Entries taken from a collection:
Start of Block
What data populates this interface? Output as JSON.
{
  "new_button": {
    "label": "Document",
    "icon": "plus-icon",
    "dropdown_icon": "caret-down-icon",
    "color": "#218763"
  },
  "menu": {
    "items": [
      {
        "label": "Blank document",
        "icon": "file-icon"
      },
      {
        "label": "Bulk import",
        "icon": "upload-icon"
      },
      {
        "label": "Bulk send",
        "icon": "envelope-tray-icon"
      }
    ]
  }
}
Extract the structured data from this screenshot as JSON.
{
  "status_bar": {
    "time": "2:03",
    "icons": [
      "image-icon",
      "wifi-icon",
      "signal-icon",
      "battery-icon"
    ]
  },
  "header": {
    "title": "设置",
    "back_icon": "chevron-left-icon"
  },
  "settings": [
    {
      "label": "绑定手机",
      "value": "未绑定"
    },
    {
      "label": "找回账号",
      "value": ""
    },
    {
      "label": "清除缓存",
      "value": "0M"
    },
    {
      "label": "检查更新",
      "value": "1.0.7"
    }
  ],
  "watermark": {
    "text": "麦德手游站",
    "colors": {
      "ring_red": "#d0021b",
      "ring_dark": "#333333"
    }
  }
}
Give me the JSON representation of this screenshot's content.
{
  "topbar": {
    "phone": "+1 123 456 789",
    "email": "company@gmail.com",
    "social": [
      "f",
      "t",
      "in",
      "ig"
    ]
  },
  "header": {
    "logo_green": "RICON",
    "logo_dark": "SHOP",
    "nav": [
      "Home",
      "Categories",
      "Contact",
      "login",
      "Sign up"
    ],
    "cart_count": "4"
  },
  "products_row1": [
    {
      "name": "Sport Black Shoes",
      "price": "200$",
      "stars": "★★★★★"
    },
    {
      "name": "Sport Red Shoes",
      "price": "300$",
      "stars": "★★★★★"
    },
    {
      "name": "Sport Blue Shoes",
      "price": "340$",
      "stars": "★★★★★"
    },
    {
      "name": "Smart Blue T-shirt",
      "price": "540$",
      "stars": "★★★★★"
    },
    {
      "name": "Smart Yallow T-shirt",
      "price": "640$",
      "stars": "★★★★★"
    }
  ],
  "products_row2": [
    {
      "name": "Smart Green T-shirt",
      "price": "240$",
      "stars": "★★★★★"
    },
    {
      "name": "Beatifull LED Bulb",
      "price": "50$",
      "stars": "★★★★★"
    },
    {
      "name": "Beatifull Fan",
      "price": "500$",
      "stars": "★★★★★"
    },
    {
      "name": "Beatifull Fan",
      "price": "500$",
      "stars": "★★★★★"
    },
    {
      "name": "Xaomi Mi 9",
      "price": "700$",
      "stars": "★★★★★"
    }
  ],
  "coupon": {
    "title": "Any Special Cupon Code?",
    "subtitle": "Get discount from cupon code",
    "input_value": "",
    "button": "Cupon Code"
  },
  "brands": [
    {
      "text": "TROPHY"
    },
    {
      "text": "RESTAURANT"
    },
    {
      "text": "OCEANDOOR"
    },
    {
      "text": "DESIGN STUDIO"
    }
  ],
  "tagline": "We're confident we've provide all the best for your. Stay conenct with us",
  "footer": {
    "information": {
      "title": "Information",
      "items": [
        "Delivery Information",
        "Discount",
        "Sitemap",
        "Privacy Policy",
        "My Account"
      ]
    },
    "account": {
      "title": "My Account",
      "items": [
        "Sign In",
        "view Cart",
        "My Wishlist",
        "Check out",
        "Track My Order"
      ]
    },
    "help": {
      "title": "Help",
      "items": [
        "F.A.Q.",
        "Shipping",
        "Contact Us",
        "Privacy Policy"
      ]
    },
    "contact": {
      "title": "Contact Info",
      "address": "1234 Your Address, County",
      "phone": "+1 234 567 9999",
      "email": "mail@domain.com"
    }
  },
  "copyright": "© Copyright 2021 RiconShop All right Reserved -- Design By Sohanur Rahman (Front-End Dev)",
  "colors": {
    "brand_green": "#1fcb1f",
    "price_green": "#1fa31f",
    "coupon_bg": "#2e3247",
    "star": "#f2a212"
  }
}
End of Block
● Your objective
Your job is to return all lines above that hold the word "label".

● Result of this task
    "label": "Document",
        "label": "Blank document",
        "label": "Bulk import",
        "label": "Bulk send",
      "label": "绑定手机",
      "label": "找回账号",
      "label": "清除缓存",
      "label": "检查更新",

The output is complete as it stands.